Task 241-High Temperature, Optical Sapphire Pressure Sensors for Hypersonic Vehicles (037391)

Project Status: Current
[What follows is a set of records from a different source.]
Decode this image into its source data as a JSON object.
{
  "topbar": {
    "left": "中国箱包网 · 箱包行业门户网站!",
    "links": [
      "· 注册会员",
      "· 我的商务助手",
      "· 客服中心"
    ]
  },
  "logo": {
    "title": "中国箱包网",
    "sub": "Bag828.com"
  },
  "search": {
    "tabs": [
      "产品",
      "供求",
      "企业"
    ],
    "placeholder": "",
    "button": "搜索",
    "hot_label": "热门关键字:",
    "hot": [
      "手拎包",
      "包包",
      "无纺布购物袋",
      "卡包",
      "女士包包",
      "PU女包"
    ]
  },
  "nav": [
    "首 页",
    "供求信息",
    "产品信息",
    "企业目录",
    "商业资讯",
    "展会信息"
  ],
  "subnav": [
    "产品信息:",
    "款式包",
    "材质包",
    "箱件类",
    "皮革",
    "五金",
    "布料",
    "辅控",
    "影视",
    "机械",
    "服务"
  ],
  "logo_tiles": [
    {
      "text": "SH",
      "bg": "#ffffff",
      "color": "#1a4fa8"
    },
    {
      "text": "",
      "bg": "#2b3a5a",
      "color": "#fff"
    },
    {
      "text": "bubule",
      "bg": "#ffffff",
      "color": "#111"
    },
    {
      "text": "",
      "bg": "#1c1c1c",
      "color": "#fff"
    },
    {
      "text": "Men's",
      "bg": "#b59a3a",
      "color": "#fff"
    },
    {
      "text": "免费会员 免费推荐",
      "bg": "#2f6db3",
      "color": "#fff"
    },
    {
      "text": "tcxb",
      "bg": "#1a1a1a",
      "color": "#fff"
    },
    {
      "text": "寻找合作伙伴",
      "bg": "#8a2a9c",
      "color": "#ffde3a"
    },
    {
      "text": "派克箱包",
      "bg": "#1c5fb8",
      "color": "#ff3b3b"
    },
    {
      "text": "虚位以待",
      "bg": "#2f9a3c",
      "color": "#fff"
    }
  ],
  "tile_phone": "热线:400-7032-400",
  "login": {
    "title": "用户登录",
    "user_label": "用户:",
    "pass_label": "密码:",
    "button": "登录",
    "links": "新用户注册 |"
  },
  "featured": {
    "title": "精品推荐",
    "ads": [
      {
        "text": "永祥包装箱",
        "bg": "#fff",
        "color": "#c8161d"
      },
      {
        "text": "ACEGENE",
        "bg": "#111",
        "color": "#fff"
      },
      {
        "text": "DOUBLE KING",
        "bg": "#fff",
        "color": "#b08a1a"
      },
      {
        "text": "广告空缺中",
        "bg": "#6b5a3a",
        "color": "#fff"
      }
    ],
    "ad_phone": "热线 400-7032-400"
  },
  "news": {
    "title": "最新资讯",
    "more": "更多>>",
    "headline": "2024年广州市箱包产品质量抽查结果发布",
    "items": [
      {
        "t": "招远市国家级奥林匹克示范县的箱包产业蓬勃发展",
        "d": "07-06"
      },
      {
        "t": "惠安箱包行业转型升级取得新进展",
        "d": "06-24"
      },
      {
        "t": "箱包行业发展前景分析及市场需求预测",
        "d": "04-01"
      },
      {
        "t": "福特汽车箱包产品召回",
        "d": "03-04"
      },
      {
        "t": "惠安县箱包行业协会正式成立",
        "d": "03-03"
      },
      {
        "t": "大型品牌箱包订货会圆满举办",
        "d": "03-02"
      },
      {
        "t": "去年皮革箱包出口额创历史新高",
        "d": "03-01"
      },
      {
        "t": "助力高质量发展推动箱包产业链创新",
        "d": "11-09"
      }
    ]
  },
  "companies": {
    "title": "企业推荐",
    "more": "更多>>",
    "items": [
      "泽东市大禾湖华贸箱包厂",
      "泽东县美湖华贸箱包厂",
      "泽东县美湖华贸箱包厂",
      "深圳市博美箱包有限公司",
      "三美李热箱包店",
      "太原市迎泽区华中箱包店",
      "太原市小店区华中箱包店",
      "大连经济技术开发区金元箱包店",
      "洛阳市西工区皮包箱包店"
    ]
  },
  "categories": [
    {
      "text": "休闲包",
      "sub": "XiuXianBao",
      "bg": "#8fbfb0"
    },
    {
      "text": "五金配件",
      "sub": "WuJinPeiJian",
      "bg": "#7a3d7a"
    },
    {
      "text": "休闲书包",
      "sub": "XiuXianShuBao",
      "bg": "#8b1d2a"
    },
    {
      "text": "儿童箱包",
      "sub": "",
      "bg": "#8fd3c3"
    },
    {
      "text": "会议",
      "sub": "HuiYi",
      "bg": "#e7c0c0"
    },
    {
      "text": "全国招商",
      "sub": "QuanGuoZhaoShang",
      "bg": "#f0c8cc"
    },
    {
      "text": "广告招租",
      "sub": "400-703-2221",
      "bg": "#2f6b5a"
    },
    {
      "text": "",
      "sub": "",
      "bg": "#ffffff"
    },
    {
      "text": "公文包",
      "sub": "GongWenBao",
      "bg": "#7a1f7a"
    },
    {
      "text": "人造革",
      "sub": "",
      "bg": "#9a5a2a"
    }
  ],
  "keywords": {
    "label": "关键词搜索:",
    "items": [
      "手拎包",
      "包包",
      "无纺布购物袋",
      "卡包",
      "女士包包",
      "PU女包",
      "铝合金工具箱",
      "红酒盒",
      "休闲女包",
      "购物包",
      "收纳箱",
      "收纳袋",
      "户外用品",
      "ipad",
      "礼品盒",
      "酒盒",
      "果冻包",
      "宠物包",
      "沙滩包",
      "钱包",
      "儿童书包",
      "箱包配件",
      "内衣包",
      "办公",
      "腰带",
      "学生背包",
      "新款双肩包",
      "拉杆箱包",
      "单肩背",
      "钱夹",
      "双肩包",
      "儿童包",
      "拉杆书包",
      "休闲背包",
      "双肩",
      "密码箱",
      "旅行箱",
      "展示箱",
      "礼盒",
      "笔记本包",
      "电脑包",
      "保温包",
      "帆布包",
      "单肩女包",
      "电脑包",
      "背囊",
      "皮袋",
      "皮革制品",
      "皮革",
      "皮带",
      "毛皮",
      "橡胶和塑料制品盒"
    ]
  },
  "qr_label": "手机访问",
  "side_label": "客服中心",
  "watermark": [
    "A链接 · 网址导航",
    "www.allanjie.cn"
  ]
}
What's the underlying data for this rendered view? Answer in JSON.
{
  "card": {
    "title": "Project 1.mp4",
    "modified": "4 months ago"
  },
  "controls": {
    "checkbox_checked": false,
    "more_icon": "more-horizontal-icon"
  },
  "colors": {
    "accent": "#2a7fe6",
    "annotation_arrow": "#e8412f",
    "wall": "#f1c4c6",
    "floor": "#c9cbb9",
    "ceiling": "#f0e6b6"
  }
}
The study of hypersonic boundary layers is critical to the efficient design of hypersonic vehicles for rapid global and space access. The harsh environment makes conventional instrumentation unsuitable for time-accurate, continuous, direct measurements. The development of a high temperature sensor for direct measurement of pressure is vital to the understanding of shock-wave/boundary layer interactions which directly influence critical vehicle characteristics such as lift, drag, and propulsion efficiency. The University of Florida and Florida State University, in conjunction with the Interdisciplinary Consulting Corporation, are developing harsh environment MEMS sensors using high temperature materials such as sapphire. The proposed effort is focused on a continued effort towards the design and characterization of a fiber optic based pressure sensor with a remote photo-diode optical readout. The microphone is composed of a compliant, platinum coated, sapphire diaphragm bonded over a cavity containing a single optical fiber. The diaphragm deflection is detected via intensity modulation due to the motion of the reflective platinum coated sapphire diaphragm. The optical signal is routed via the high temperature sapphire fiber to a remote photo-diode allowing for isolation of the electronics from the harsh environment. High temperature materials such as sapphire and platinum present unique challenges in terms of microfabrication. Conventional silicon microfabrication techniques are largely inapplicable. The current research is focused on sensor performance with respect to the underlying thermocompression bonding and ultrafast laser micromachining manufacturing processes. Thermocompression bonding is intended to mate an optically smooth, platinum coated sapphire diaphragm to a sapphire substrate via a platinum foil. Ceramic-metal thermocompression bonding through a combination of extremely high temperatures and the application of force is a proven fabrication technology for sapphire-platinum-sapphire bonds; however, the formation of moving parts for MEMS devices via this fabrication technology is still an active research topic. In addition to thermocompression bonding, ultrafast laser micromachining is used for sapphire material removal. A unique, picosecond, laser micromachining station is being utilized at the University of Florida. The use of a picosecond laser for micromachining allows the ablation of material with minimal time for heat transfer to the surrounding material. This is critical, as the absorption of heat can cause microcracking, material dislocations, and localized residual stress leading to material property shifts such as fracture toughness that greatly affect performance and can lead to device failure. This facility is the first U.S.-based, Oxford Lasers Ltd. picosecond laser micromachining station contained within an academic setting. Prior and on-going solid mechanics investigations will be leveraged to extend this research to high temperature sensor characterization. Currently, the proposed pressure sensor has been fabricated using the proposed manufacturing methods and calibrated under static and dynamic pressure loads at room temperature. During the next phase of this research, we propose to test the sensor in a high temperature environment in the hot jet facility at FSU. This facility is capable of generating supersonic heated jets up to 2000°F. The research and development will leverage on-going activities in predictions of light-matter material evolution with respect to mechanical performance. It will also provide us with key information to identify potential challenges in integrating such sensors on a field deployable hypersonic vehicle.